“And how we burned in the camps later, thinking: What would things have been like if every Security operative, when he went out at night to make an arrest, had been uncertain whether he would return alive and had to say good-bye to his family? Or if, during periods of mass arrests, as for example in Leningrad, when they arrested a quarter of the entire city, people had not simply sat there in their lairs, paling with terror at every bang of the downstairs door and at every step on the staircase, but had understood they had nothing left to lose and had boldly set up in the downstairs hall an ambush of half a dozen people with axes, hammers, pokers, or whatever else was at hand?… The Organs would very quickly have suffered a shortage of officers and transport and, notwithstanding all of Stalin’s thirst, the cursed machine would have ground to a halt! If…if…We didn’t love freedom enough. And even more – we had no awareness of the real situation…. We purely and simply deserved everything that happened afterward.”
And it’s with those thoughts do I realize that, in any given power dynamic, there’s the person doing the telling and the person being told. Prior to reading Solzhenitsyn, I was a lot more likely to take as my assumption that I would be one of the people doing the telling and, more than that, one of the *GOOD* people doing the telling. Look, drugs are bad. We need to keep prohibition up because drugs are bad. We need to protect children from these dangerous ideas… I understand that adults can probably handle them but we have a responsibility to children to make sure that they’re not exposed to anything toxic until they’re old enough to handle it. I even found a mini-essay I wrote about gun control (I used to be for it). The point of the essay was that we could trust our authorities in the absence of ubiquitous handguns among our kinsmen than we could trust our kinsmen with ubiquitous guns in the absence of our authorities.
And, yes, there’s a tiny bit of Rage Against The Machine in there too.

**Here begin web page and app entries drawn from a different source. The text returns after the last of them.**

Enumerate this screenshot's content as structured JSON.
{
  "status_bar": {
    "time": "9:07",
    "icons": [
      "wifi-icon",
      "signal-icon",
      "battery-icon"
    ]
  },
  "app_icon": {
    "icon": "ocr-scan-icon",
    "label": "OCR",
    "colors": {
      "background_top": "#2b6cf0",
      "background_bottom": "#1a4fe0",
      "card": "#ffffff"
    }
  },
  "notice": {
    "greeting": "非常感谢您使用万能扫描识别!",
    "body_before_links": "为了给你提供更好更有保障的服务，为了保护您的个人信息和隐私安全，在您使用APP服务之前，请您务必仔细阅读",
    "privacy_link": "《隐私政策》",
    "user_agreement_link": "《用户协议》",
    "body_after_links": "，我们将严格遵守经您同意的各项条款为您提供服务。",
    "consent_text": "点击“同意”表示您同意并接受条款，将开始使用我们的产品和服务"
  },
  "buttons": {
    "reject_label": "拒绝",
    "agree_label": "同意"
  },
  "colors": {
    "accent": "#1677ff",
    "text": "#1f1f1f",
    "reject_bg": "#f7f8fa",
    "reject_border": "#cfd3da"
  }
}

In any case, I hope that you enjoyed the book (or if “enjoyed” is the wrong word, I hope that your experience of the book was beneficial to you). And so I will ask one last time:
You, yes you! What did you think? What scenes, phrases, thoughts stuck out for you?